§ **Raw data**:
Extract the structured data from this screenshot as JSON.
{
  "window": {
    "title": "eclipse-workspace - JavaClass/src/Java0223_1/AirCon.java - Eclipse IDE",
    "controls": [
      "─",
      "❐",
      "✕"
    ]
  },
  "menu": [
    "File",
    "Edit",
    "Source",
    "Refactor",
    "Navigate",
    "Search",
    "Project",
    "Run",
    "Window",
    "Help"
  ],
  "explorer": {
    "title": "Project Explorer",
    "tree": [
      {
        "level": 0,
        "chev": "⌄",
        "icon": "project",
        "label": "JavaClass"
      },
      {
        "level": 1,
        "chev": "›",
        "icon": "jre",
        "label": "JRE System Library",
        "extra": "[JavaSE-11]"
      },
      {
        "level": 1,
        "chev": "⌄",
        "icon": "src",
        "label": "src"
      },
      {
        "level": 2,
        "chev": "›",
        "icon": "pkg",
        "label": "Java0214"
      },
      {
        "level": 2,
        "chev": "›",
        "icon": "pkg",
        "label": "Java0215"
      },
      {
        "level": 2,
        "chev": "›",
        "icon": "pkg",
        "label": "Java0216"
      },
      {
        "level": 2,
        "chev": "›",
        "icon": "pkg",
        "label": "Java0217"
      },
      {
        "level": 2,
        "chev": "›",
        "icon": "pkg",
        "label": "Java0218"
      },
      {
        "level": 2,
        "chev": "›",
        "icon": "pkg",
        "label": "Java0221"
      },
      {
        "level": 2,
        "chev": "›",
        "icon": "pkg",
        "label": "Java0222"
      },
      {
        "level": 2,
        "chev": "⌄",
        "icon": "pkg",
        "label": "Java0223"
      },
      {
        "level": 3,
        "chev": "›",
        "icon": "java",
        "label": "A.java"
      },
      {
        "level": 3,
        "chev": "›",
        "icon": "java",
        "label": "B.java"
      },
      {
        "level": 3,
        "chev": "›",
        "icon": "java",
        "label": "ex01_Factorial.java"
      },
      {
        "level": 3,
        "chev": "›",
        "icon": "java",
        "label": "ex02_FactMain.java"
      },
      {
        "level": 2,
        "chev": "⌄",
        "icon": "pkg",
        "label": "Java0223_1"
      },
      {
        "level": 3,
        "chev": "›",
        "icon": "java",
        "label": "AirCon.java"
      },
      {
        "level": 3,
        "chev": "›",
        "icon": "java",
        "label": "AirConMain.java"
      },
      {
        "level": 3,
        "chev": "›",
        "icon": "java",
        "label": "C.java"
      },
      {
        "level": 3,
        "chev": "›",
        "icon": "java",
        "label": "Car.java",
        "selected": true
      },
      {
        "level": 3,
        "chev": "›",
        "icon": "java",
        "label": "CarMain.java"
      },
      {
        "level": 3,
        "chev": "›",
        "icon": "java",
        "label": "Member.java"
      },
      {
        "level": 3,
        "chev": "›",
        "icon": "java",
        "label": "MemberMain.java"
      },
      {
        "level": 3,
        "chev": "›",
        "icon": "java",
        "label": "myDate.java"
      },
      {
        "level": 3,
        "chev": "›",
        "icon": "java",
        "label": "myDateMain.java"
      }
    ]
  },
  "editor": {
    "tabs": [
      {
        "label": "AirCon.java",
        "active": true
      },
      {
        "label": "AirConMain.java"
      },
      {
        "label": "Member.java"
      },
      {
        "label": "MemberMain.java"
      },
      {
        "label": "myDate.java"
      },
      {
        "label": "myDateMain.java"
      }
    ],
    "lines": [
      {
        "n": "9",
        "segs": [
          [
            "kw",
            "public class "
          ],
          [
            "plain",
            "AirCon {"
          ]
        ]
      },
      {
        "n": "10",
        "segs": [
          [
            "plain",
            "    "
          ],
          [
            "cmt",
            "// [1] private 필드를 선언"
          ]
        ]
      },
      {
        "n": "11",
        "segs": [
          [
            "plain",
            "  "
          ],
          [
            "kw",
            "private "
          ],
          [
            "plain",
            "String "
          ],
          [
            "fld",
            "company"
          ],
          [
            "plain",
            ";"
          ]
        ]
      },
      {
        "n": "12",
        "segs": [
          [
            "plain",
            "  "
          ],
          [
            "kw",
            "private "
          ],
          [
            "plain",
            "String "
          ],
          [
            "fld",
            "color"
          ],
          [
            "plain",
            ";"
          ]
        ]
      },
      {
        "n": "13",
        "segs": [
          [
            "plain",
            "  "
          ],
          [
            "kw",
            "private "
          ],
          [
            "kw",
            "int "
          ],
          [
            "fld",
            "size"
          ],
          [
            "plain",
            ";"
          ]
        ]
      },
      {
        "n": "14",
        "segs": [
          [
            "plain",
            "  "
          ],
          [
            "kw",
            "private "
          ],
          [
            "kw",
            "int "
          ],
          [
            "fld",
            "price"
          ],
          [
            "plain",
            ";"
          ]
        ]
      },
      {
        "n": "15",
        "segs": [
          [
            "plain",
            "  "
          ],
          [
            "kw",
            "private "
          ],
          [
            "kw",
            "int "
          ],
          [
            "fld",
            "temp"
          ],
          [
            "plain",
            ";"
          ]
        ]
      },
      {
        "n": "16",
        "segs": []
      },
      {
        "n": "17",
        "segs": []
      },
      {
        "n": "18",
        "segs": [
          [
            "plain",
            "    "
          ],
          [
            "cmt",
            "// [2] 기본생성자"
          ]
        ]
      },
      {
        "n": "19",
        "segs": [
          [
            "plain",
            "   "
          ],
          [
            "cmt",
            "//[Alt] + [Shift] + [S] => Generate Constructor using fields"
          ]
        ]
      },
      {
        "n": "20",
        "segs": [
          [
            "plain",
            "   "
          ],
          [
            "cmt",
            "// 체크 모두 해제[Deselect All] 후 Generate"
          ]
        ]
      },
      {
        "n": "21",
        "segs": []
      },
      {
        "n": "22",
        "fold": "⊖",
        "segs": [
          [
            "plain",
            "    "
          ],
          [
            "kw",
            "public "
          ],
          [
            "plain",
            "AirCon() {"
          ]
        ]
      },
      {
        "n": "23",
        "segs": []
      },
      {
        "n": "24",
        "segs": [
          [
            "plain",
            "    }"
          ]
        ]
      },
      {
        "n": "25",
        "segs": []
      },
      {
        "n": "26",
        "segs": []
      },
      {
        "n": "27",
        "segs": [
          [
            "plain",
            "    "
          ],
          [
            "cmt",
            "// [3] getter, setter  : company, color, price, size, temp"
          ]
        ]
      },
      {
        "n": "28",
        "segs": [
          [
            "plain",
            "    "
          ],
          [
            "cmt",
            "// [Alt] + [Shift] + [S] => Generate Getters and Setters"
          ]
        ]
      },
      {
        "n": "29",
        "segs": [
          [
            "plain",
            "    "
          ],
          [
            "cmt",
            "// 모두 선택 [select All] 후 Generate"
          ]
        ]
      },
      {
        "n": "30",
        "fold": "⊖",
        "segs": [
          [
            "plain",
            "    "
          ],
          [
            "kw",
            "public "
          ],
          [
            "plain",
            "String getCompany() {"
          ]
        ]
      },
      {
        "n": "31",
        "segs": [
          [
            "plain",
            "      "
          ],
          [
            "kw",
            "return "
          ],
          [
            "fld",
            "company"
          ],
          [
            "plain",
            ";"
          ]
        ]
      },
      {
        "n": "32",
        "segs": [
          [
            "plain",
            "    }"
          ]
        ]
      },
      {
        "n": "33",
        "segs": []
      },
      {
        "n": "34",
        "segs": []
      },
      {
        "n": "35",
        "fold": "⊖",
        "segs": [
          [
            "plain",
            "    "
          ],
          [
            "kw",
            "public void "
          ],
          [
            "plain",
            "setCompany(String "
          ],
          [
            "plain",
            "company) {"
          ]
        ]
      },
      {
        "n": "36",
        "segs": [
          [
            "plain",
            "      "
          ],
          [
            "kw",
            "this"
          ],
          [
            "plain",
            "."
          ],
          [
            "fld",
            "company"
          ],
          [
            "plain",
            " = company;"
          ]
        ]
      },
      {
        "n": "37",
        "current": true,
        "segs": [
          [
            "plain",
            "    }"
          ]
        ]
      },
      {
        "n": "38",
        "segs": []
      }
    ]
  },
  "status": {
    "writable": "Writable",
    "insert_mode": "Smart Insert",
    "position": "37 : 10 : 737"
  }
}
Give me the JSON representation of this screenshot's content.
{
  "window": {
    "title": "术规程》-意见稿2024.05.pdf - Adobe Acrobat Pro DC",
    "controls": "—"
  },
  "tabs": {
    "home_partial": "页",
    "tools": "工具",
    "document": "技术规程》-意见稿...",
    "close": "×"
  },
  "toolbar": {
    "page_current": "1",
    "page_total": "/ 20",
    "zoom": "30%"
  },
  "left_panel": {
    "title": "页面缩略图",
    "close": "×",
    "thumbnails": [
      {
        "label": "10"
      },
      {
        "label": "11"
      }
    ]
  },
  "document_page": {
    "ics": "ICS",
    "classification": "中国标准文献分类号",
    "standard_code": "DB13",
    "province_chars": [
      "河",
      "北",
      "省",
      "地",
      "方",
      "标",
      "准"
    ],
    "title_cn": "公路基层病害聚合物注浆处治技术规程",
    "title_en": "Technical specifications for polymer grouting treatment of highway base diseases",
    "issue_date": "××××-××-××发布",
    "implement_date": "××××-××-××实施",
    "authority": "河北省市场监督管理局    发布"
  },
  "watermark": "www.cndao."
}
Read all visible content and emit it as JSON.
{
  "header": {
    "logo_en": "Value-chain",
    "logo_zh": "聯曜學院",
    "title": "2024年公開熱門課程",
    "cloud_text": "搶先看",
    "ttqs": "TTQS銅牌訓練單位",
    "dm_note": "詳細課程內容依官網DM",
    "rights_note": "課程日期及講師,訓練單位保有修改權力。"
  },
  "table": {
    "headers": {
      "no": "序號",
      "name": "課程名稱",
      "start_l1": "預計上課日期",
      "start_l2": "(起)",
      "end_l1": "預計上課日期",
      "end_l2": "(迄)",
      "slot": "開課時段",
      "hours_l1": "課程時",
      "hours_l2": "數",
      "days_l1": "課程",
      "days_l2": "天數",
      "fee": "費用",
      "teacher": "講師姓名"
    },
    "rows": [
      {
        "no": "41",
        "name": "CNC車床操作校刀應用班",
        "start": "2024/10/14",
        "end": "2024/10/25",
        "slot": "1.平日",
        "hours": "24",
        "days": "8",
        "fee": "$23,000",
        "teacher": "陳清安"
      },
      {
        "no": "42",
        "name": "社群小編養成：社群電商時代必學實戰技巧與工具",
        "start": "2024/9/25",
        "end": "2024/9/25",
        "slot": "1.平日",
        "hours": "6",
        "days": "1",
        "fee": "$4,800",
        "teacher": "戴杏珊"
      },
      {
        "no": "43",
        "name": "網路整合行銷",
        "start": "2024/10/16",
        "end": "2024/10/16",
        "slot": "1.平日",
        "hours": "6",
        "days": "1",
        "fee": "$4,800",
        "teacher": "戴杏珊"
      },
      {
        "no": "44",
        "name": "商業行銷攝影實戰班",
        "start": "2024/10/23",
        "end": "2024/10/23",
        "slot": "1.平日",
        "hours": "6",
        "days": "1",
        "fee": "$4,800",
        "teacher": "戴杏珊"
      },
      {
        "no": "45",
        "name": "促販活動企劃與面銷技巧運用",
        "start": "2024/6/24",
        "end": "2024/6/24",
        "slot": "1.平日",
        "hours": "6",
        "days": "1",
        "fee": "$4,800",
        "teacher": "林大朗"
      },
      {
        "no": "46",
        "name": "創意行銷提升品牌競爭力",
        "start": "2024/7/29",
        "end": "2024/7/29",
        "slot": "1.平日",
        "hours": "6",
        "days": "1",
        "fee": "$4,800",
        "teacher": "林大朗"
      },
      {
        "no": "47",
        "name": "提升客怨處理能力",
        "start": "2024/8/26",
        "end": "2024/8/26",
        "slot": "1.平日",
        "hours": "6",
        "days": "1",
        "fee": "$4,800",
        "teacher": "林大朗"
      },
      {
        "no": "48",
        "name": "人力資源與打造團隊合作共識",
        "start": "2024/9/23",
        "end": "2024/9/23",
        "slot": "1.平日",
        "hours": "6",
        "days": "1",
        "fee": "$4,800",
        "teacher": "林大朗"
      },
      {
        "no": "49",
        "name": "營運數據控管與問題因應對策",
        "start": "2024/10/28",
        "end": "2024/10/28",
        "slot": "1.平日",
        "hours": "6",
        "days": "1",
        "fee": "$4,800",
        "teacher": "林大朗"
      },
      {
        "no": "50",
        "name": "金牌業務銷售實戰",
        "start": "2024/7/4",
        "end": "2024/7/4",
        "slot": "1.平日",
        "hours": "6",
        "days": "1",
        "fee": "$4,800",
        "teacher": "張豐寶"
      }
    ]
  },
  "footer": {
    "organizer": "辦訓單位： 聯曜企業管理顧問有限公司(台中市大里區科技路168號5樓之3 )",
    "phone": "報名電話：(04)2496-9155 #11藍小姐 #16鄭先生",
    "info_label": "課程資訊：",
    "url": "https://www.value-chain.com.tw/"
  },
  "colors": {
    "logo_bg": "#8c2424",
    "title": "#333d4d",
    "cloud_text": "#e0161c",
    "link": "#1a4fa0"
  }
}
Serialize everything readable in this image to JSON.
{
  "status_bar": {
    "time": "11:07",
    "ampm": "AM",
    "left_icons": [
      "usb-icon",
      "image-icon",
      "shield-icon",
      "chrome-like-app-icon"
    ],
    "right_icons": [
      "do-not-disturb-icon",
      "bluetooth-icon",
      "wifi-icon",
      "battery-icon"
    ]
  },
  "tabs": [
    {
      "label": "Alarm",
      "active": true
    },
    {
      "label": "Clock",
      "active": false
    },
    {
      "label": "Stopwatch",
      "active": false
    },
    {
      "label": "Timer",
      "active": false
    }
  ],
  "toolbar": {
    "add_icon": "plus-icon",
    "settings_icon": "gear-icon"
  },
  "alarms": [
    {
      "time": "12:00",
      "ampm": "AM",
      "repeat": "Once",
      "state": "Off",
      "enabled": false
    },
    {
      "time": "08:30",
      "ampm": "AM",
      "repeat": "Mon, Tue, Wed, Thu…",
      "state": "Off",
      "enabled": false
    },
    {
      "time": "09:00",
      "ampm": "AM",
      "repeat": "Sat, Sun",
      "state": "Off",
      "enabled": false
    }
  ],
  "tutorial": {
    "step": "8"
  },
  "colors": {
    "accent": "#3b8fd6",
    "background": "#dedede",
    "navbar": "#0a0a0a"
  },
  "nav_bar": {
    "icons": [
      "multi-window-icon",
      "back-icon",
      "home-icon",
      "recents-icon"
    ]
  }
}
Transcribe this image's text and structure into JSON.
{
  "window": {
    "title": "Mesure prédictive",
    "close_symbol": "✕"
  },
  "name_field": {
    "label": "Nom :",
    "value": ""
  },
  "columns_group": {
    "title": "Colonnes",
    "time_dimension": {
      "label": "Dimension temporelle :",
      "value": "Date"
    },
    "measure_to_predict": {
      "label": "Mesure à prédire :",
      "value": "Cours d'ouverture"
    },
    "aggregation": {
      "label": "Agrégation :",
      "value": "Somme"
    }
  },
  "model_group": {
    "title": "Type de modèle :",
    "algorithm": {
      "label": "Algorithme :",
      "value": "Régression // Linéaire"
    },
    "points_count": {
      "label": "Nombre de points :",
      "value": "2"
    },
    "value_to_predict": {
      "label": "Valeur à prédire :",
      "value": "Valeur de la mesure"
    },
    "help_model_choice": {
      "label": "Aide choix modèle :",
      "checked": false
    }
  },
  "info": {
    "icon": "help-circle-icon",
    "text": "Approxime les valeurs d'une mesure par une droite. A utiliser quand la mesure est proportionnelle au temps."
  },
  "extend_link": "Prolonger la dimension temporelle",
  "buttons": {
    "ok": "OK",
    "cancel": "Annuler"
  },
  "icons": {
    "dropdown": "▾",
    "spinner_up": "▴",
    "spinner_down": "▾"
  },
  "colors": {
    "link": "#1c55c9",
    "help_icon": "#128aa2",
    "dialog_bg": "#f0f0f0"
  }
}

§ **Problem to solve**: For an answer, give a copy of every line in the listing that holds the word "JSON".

§ **Task solution**:
Extract the structured data from this screenshot as JSON.
Give me the JSON representation of this screenshot's content.
Read all visible content and emit it as JSON.
Serialize everything readable in this image to JSON.
Transcribe this image's text and structure into JSON.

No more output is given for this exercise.